that's just it- I almost never shift under load!
I'm not sure where your problem lies then. Perhaps your dropout/frame is out of true and needs straightening.
If your stuff is breaking this regularly, there is a definite problem.
FWIW, I refuse to buy in to the "low-end = bad" school of thought. I'm 125kg riding on Alivio gear and it still performs like new after 2000km (on and off road).
blew shock up
on my 3rd cassette this year (and chain)
broke a tooth off on the big ring
4 or 5 spokes on rear and one on front(now have mavics with no problems so far)
all kinds of creaks that cant be figured out
brakes have been bled 5 times and in shop for the 6th!
AND the fork is on its way to Fox something broke in it this past weekend!
Add a bent #2 chainring to the list of broken bits. The solution? Replacing the entire crank. FML. I am becoming thoroughly disgusted with my purchase. To quote the manager at my LBS: "you could have gotten a (Specialized) Carve for what you've invested in repairs on your HardRock."
and I am sure him saying that has made you feel great what a jacka$$
Originally Posted by Gigantic
not so much. It's a long running joke in the shop... whenever I walk in, the greeting is "What broke this time?" His comment was as accurate of a statement of my frustration as I could have made myself.

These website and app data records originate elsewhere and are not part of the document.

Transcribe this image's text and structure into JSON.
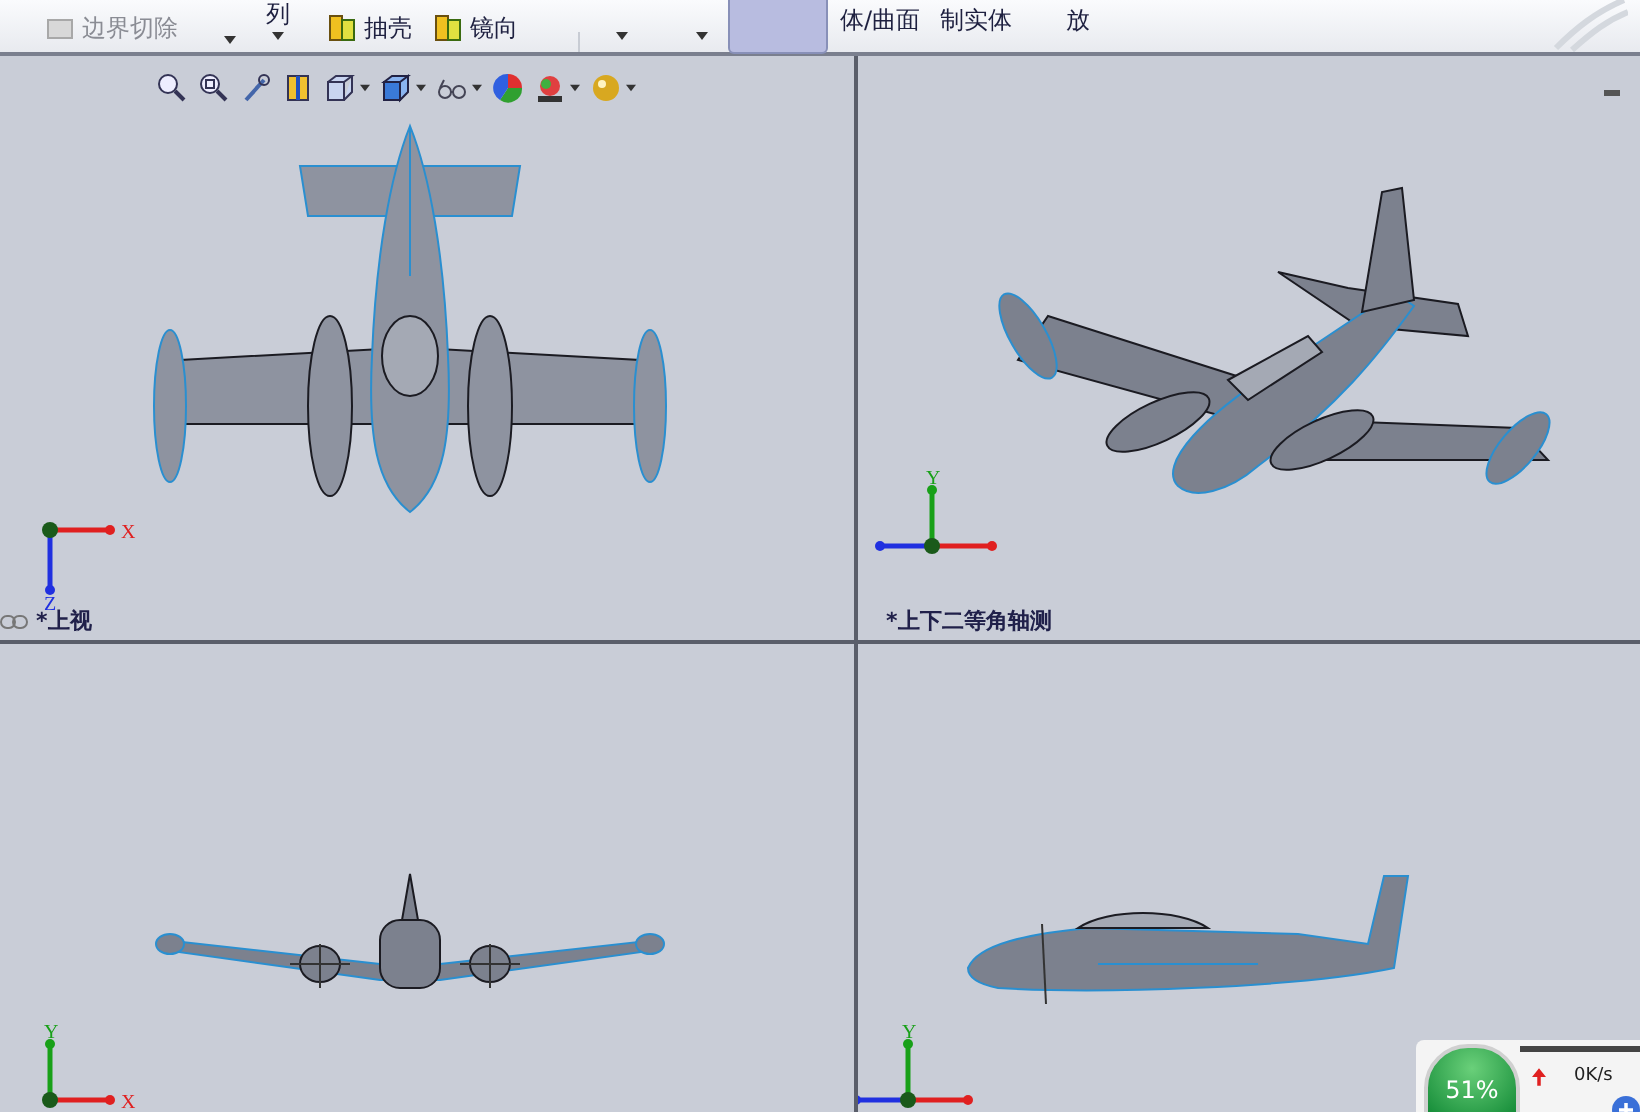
{
  "toolbar": {
    "items": [
      {
        "kind": "small",
        "label": "边界切除",
        "disabled": true
      },
      {
        "kind": "stack",
        "label": "列"
      },
      {
        "kind": "small",
        "label": "抽壳",
        "disabled": false
      },
      {
        "kind": "small",
        "label": "镜向",
        "disabled": false
      },
      {
        "kind": "toggle",
        "on": true
      },
      {
        "kind": "large",
        "label": "体/曲面"
      },
      {
        "kind": "large",
        "label": "制实体"
      },
      {
        "kind": "large",
        "label": "放"
      }
    ]
  },
  "viewports": [
    {
      "kind": "top",
      "label": "*上视",
      "axes": [
        {
          "kind": "right",
          "color": "#e02020",
          "label": "X"
        },
        {
          "kind": "down",
          "color": "#2030e0",
          "label": "Z"
        }
      ]
    },
    {
      "kind": "isometric",
      "label": "*上下二等角轴测",
      "axes": [
        {
          "kind": "up",
          "color": "#18a018",
          "label": "Y"
        },
        {
          "kind": "right",
          "color": "#e02020"
        },
        {
          "kind": "left",
          "color": "#2030e0"
        }
      ]
    },
    {
      "kind": "front",
      "axes": [
        {
          "kind": "up",
          "color": "#18a018",
          "label": "Y"
        },
        {
          "kind": "right",
          "color": "#e02020",
          "label": "X"
        }
      ]
    },
    {
      "kind": "right",
      "axes": [
        {
          "kind": "up",
          "color": "#18a018",
          "label": "Y"
        },
        {
          "kind": "left",
          "color": "#2030e0"
        },
        {
          "kind": "right",
          "color": "#e02020"
        }
      ]
    }
  ],
  "status_widget": {
    "percent": "51%",
    "speed": "0K/s"
  }
}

I havent broken too much.
Broke one chain on my SS but it was old as hell and moved around between a few different singlespeeds. Never broken a geared bike chain - shift smoothly.
Bent a seatpost on my old MTB - had too much extended post - switched to a Thomson and never another problem

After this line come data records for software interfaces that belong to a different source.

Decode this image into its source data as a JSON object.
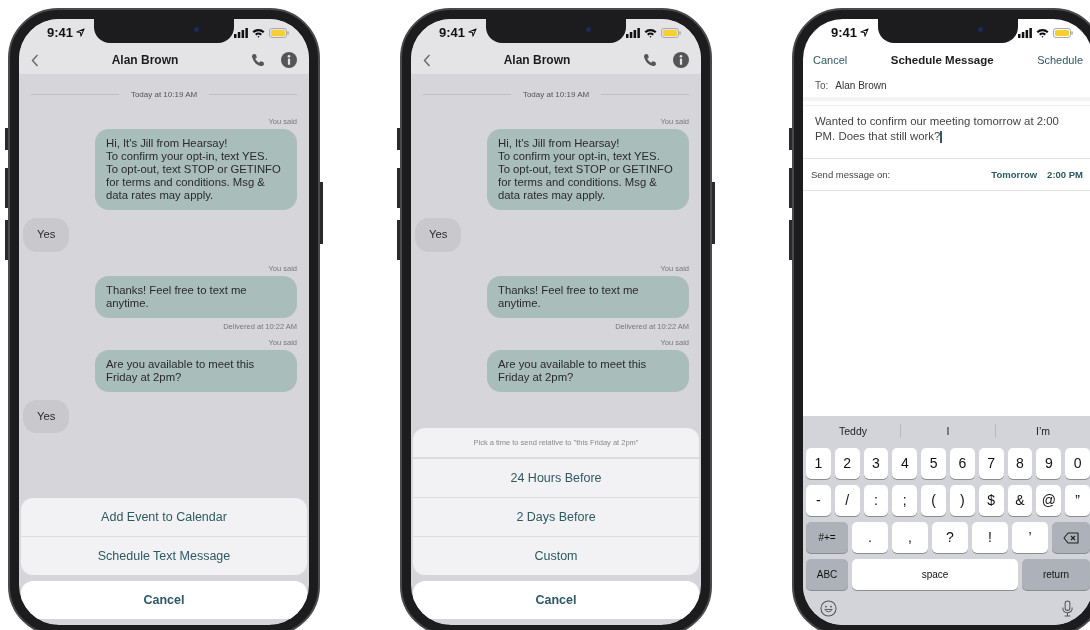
{
  "phones": [
    {
      "kind": "chat",
      "status": {
        "time": "9:41"
      },
      "nav": {
        "title": "Alan Brown"
      },
      "messages": [
        {
          "kind": "divider",
          "text": "Today at 10:19 AM"
        },
        {
          "kind": "outgoing",
          "label": "You said",
          "text": "Hi, It's Jill from Hearsay!\nTo confirm your opt-in, text YES.\nTo opt-out, text STOP or GETINFO for terms and conditions. Msg & data rates may apply."
        },
        {
          "kind": "incoming",
          "text": "Yes"
        },
        {
          "kind": "outgoing",
          "label": "You said",
          "text": "Thanks! Feel free to text me anytime.",
          "status": "Delivered at 10:22 AM"
        },
        {
          "kind": "outgoing",
          "label": "You said",
          "text": "Are you available to meet this Friday at 2pm?"
        },
        {
          "kind": "incoming",
          "text": "Yes"
        }
      ],
      "sheet": {
        "options": [
          "Add Event to Calendar",
          "Schedule Text Message"
        ],
        "cancel": "Cancel"
      }
    },
    {
      "kind": "chat",
      "status": {
        "time": "9:41"
      },
      "nav": {
        "title": "Alan Brown"
      },
      "messages": [
        {
          "kind": "divider",
          "text": "Today at 10:19 AM"
        },
        {
          "kind": "outgoing",
          "label": "You said",
          "text": "Hi, It's Jill from Hearsay!\nTo confirm your opt-in, text YES.\nTo opt-out, text STOP or GETINFO for terms and conditions. Msg & data rates may apply."
        },
        {
          "kind": "incoming",
          "text": "Yes"
        },
        {
          "kind": "outgoing",
          "label": "You said",
          "text": "Thanks! Feel free to text me anytime.",
          "status": "Delivered at 10:22 AM"
        },
        {
          "kind": "outgoing",
          "label": "You said",
          "text": "Are you available to meet this Friday at 2pm?"
        }
      ],
      "sheet": {
        "header": "Pick a time to send relative to \"this Friday at 2pm\"",
        "options": [
          "24 Hours Before",
          "2 Days Before",
          "Custom"
        ],
        "cancel": "Cancel"
      }
    },
    {
      "kind": "compose",
      "status": {
        "time": "9:41"
      },
      "nav": {
        "cancel": "Cancel",
        "title": "Schedule Message",
        "action": "Schedule"
      },
      "to": {
        "label": "To:",
        "value": "Alan Brown"
      },
      "message": {
        "value": "Wanted to confirm our meeting tomorrow at 2:00 PM. Does that still work?"
      },
      "send": {
        "label": "Send message on:",
        "date": "Tomorrow",
        "time": "2:00 PM"
      },
      "keyboard": {
        "suggestions": [
          "Teddy",
          "I",
          "I’m"
        ],
        "number_row": [
          {
            "kind": "char",
            "label": "1"
          },
          {
            "kind": "char",
            "label": "2"
          },
          {
            "kind": "char",
            "label": "3"
          },
          {
            "kind": "char",
            "label": "4"
          },
          {
            "kind": "char",
            "label": "5"
          },
          {
            "kind": "char",
            "label": "6"
          },
          {
            "kind": "char",
            "label": "7"
          },
          {
            "kind": "char",
            "label": "8"
          },
          {
            "kind": "char",
            "label": "9"
          },
          {
            "kind": "char",
            "label": "0"
          }
        ],
        "symbol_row": [
          {
            "kind": "char",
            "label": "-"
          },
          {
            "kind": "char",
            "label": "/"
          },
          {
            "kind": "char",
            "label": ":"
          },
          {
            "kind": "char",
            "label": ";"
          },
          {
            "kind": "char",
            "label": "("
          },
          {
            "kind": "char",
            "label": ")"
          },
          {
            "kind": "char",
            "label": "$"
          },
          {
            "kind": "char",
            "label": "&"
          },
          {
            "kind": "char",
            "label": "@"
          },
          {
            "kind": "char",
            "label": "”"
          }
        ],
        "punctuation_row": [
          {
            "kind": "mod",
            "label": "#+="
          },
          {
            "kind": "wide",
            "label": "."
          },
          {
            "kind": "wide",
            "label": ","
          },
          {
            "kind": "wide",
            "label": "?"
          },
          {
            "kind": "wide",
            "label": "!"
          },
          {
            "kind": "wide",
            "label": "’"
          },
          {
            "kind": "delete"
          }
        ],
        "bottom_row": [
          {
            "kind": "mod",
            "label": "ABC"
          },
          {
            "kind": "space",
            "label": "space"
          },
          {
            "kind": "mod",
            "label": "return"
          }
        ]
      }
    }
  ]
}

Bent saddle rails (WTB Devo w/ NiCro rails) - replaced with a Pure V with chromo rails and put the WTB on my DJ bike since it's symettrically bent and not too far off.
I have to true wheels every now and again but have had great luck with parts, maybe because I ride light on the bike for my 270lbs and make sure to have good hardware.
[QUOTE=Gigantic;9793914]not so much. It's a long running joke in the shop... whenever I walk in, the greeting is "What broke this time?" His comment was as accurate of a statement of my frustration as I could have made myself.[/QU
i hear the same thing every time i walk in my LBS
In the last three years I went from 290+ pounds to 215 today. It was a long road. In the first two years, I was breaking everything. EVERYTHING. Rear derailleurs, chains, cassettes, hubs, rings, shocks, frames, saddles, posts... name it and I broke it.
The drivetrain issues had to be the most frustrating. We suspected shifting under load as being the problem at first. So, I made the effort to not shift under load, great! No more broken chains right? No, still sucked the chain and caused it to explode. I went with cheaper chains, more expensive chains, etc. Nothing helped. Then, I started to get into racing and I learned that if one is able to develop the cardio capacity to spin fast instead of mashing gears that it could result in faster overall speeds without so much muscular fatigue. I tried it and became good at it. Less muscular fatigue and no broken parts!
I'm not saying that this is your problem or that this is a solution for you. I'm just giving you my experience. Perhaps it helps. I finished the whole 2012 race season on one drivetrain with no issues. I did maintain it well and I checked for chain stretch regularly. I have replaced three chains in one year. I stretch them out frequently. This also depends on the terrain I'm encountering. Smooth, low elevation singletrack doesn't cause too much stretch. Pisgah monster climbing does. So, sometimes I go 500 miles on one chain. Other times I can do just over 200 and need one.
As for derailleur adjustments, well, these have become less frequent. I credit this to a more focused maintenance plan than I had when I started. I clean my bikes regularly to check for frame damage. Once in a while I lube the cables, re-grease the bb bearings, hub, etc. I have almost no issues anymore. Again, I'm not saying this is you. Just sharing experience.